**ACTIVITY:**
An exact reprint of the data below is required, line for line.

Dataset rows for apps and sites

[Start of Attachment]

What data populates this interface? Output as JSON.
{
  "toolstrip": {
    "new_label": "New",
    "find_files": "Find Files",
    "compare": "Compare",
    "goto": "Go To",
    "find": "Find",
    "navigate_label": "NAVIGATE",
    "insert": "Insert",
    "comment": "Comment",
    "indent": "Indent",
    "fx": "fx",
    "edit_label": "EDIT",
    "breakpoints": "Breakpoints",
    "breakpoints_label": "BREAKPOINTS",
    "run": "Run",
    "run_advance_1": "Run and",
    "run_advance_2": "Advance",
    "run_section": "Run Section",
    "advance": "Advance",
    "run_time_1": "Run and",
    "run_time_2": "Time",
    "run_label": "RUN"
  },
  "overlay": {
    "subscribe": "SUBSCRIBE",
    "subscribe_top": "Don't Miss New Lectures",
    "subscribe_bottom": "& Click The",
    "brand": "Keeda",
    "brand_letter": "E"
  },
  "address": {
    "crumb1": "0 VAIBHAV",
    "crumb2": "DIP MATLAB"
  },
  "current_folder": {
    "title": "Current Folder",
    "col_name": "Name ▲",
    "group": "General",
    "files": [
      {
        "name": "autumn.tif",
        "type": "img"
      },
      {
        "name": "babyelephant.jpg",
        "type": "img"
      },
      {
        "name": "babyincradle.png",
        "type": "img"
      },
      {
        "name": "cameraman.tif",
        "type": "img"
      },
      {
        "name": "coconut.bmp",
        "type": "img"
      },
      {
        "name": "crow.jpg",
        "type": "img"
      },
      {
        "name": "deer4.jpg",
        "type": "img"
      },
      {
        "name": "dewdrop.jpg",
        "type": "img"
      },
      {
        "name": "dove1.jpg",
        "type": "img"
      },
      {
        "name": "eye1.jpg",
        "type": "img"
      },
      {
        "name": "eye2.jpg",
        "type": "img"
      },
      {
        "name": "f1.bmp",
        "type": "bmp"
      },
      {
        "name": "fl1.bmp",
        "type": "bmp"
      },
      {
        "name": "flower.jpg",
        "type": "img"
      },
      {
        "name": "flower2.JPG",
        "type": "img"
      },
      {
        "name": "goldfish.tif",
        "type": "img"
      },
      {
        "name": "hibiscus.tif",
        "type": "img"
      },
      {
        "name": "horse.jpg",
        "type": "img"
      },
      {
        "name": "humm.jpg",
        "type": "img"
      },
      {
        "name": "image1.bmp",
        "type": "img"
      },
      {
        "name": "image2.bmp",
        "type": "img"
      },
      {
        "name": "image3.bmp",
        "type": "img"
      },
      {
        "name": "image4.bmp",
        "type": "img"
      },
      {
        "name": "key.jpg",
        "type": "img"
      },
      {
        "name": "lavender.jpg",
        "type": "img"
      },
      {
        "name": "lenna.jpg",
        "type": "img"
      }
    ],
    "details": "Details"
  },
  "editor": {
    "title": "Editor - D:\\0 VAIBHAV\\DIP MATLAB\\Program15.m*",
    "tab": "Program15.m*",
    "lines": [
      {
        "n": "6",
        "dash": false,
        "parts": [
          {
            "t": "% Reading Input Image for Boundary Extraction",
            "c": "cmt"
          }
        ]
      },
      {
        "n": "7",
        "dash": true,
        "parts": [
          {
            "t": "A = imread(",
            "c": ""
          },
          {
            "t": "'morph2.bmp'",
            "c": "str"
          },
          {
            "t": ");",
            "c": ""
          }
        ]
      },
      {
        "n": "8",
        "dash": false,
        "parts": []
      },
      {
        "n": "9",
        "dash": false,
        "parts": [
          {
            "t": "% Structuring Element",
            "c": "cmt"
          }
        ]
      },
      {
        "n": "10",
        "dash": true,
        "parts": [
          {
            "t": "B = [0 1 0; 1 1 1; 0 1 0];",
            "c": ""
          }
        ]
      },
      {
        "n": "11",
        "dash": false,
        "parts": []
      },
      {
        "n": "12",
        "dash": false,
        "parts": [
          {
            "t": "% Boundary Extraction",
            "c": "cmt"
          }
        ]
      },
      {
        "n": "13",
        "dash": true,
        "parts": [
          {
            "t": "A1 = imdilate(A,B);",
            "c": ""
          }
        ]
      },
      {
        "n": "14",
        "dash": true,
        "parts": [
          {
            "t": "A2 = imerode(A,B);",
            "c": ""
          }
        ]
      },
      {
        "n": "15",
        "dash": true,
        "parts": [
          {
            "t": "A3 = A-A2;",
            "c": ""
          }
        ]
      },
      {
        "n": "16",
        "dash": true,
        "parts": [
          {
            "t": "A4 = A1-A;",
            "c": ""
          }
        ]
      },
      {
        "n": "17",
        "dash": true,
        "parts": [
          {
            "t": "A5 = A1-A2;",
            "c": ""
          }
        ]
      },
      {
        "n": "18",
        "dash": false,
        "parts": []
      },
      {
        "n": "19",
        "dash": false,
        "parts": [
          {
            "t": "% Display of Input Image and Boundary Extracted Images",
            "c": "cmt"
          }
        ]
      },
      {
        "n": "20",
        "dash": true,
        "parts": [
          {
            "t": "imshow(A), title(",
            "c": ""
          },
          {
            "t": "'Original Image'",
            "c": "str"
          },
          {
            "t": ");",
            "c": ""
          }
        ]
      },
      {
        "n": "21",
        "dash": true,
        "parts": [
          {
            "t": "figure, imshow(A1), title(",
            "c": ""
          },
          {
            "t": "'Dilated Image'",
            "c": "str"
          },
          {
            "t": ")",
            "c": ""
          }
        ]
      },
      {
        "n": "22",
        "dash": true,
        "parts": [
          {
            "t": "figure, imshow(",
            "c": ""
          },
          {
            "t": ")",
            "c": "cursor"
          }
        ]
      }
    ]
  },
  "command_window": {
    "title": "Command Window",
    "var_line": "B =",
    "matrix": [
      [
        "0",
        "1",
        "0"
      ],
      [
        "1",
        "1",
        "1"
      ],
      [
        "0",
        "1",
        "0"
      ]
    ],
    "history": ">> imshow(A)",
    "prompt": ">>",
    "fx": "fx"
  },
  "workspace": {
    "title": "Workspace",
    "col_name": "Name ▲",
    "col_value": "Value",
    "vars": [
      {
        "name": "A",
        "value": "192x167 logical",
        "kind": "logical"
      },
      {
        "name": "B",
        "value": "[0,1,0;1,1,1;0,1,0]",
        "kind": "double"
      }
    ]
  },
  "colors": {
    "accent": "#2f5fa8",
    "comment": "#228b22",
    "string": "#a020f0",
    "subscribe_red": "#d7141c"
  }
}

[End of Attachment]

**TASK SOLUTION:**
What data populates this interface? Output as JSON.
{
  "toolstrip": {
    "new_label": "New",
    "find_files": "Find Files",
    "compare": "Compare",
    "goto": "Go To",
    "find": "Find",
    "navigate_label": "NAVIGATE",
    "insert": "Insert",
    "comment": "Comment",
    "indent": "Indent",
    "fx": "fx",
    "edit_label": "EDIT",
    "breakpoints": "Breakpoints",
    "breakpoints_label": "BREAKPOINTS",
    "run": "Run",
    "run_advance_1": "Run and",
    "run_advance_2": "Advance",
    "run_section": "Run Section",
    "advance": "Advance",
    "run_time_1": "Run and",
    "run_time_2": "Time",
    "run_label": "RUN"
  },
  "overlay": {
    "subscribe": "SUBSCRIBE",
    "subscribe_top": "Don't Miss New Lectures",
    "subscribe_bottom": "& Click The",
    "brand": "Keeda",
    "brand_letter": "E"
  },
  "address": {
    "crumb1": "0 VAIBHAV",
    "crumb2": "DIP MATLAB"
  },
  "current_folder": {
    "title": "Current Folder",
    "col_name": "Name ▲",
    "group": "General",
    "files": [
      {
        "name": "autumn.tif",
        "type": "img"
      },
      {
        "name": "babyelephant.jpg",
        "type": "img"
      },
      {
        "name": "babyincradle.png",
        "type": "img"
      },
      {
        "name": "cameraman.tif",
        "type": "img"
      },
      {
        "name": "coconut.bmp",
        "type": "img"
      },
      {
        "name": "crow.jpg",
        "type": "img"
      },
      {
        "name": "deer4.jpg",
        "type": "img"
      },
      {
        "name": "dewdrop.jpg",
        "type": "img"
      },
      {
        "name": "dove1.jpg",
        "type": "img"
      },
      {
        "name": "eye1.jpg",
        "type": "img"
      },
      {
        "name": "eye2.jpg",
        "type": "img"
      },
      {
        "name": "f1.bmp",
        "type": "bmp"
      },
      {
        "name": "fl1.bmp",
        "type": "bmp"
      },
      {
        "name": "flower.jpg",
        "type": "img"
      },
      {
        "name": "flower2.JPG",
        "type": "img"
      },
      {
        "name": "goldfish.tif",
        "type": "img"
      },
      {
        "name": "hibiscus.tif",
        "type": "img"
      },
      {
        "name": "horse.jpg",
        "type": "img"
      },
      {
        "name": "humm.jpg",
        "type": "img"
      },
      {
        "name": "image1.bmp",
        "type": "img"
      },
      {
        "name": "image2.bmp",
        "type": "img"
      },
      {
        "name": "image3.bmp",
        "type": "img"
      },
      {
        "name": "image4.bmp",
        "type": "img"
      },
      {
        "name": "key.jpg",
        "type": "img"
      },
      {
        "name": "lavender.jpg",
        "type": "img"
      },
      {
        "name": "lenna.jpg",
        "type": "img"
      }
    ],
    "details": "Details"
  },
  "editor": {
    "title": "Editor - D:\\0 VAIBHAV\\DIP MATLAB\\Program15.m*",
    "tab": "Program15.m*",
    "lines": [
      {
        "n": "6",
        "dash": false,
        "parts": [
          {
            "t": "% Reading Input Image for Boundary Extraction",
            "c": "cmt"
          }
        ]
      },
      {
        "n": "7",
        "dash": true,
        "parts": [
          {
            "t": "A = imread(",
            "c": ""
          },
          {
            "t": "'morph2.bmp'",
            "c": "str"
          },
          {
            "t": ");",
            "c": ""
          }
        ]
      },
      {
        "n": "8",
        "dash": false,
        "parts": []
      },
      {
        "n": "9",
        "dash": false,
        "parts": [
          {
            "t": "% Structuring Element",
            "c": "cmt"
          }
        ]
      },
      {
        "n": "10",
        "dash": true,
        "parts": [
          {
            "t": "B = [0 1 0; 1 1 1; 0 1 0];",
            "c": ""
          }
        ]
      },
      {
        "n": "11",
        "dash": false,
        "parts": []
      },
      {
        "n": "12",
        "dash": false,
        "parts": [
          {
            "t": "% Boundary Extraction",
            "c": "cmt"
          }
        ]
      },
      {
        "n": "13",
        "dash": true,
        "parts": [
          {
            "t": "A1 = imdilate(A,B);",
            "c": ""
          }
        ]
      },
      {
        "n": "14",
        "dash": true,
        "parts": [
          {
            "t": "A2 = imerode(A,B);",
            "c": ""
          }
        ]
      },
      {
        "n": "15",
        "dash": true,
        "parts": [
          {
            "t": "A3 = A-A2;",
            "c": ""
          }
        ]
      },
      {
        "n": "16",
        "dash": true,
        "parts": [
          {
            "t": "A4 = A1-A;",
            "c": ""
          }
        ]
      },
      {
        "n": "17",
        "dash": true,
        "parts": [
          {
            "t": "A5 = A1-A2;",
            "c": ""
          }
        ]
      },
      {
        "n": "18",
        "dash": false,
        "parts": []
      },
      {
        "n": "19",
        "dash": false,
        "parts": [
          {
            "t": "% Display of Input Image and Boundary Extracted Images",
            "c": "cmt"
          }
        ]
      },
      {
        "n": "20",
        "dash": true,
        "parts": [
          {
            "t": "imshow(A), title(",
            "c": ""
          },
          {
            "t": "'Original Image'",
            "c": "str"
          },
          {
            "t": ");",
            "c": ""
          }
        ]
      },
      {
        "n": "21",
        "dash": true,
        "parts": [
          {
            "t": "figure, imshow(A1), title(",
            "c": ""
          },
          {
            "t": "'Dilated Image'",
            "c": "str"
          },
          {
            "t": ")",
            "c": ""
          }
        ]
      },
      {
        "n": "22",
        "dash": true,
        "parts": [
          {
            "t": "figure, imshow(",
            "c": ""
          },
          {
            "t": ")",
            "c": "cursor"
          }
        ]
      }
    ]
  },
  "command_window": {
    "title": "Command Window",
    "var_line": "B =",
    "matrix": [
      [
        "0",
        "1",
        "0"
      ],
      [
        "1",
        "1",
        "1"
      ],
      [
        "0",
        "1",
        "0"
      ]
    ],
    "history": ">> imshow(A)",
    "prompt": ">>",
    "fx": "fx"
  },
  "workspace": {
    "title": "Workspace",
    "col_name": "Name ▲",
    "col_value": "Value",
    "vars": [
      {
        "name": "A",
        "value": "192x167 logical",
        "kind": "logical"
      },
      {
        "name": "B",
        "value": "[0,1,0;1,1,1;0,1,0]",
        "kind": "double"
      }
    ]
  },
  "colors": {
    "accent": "#2f5fa8",
    "comment": "#228b22",
    "string": "#a020f0",
    "subscribe_red": "#d7141c"
  }
}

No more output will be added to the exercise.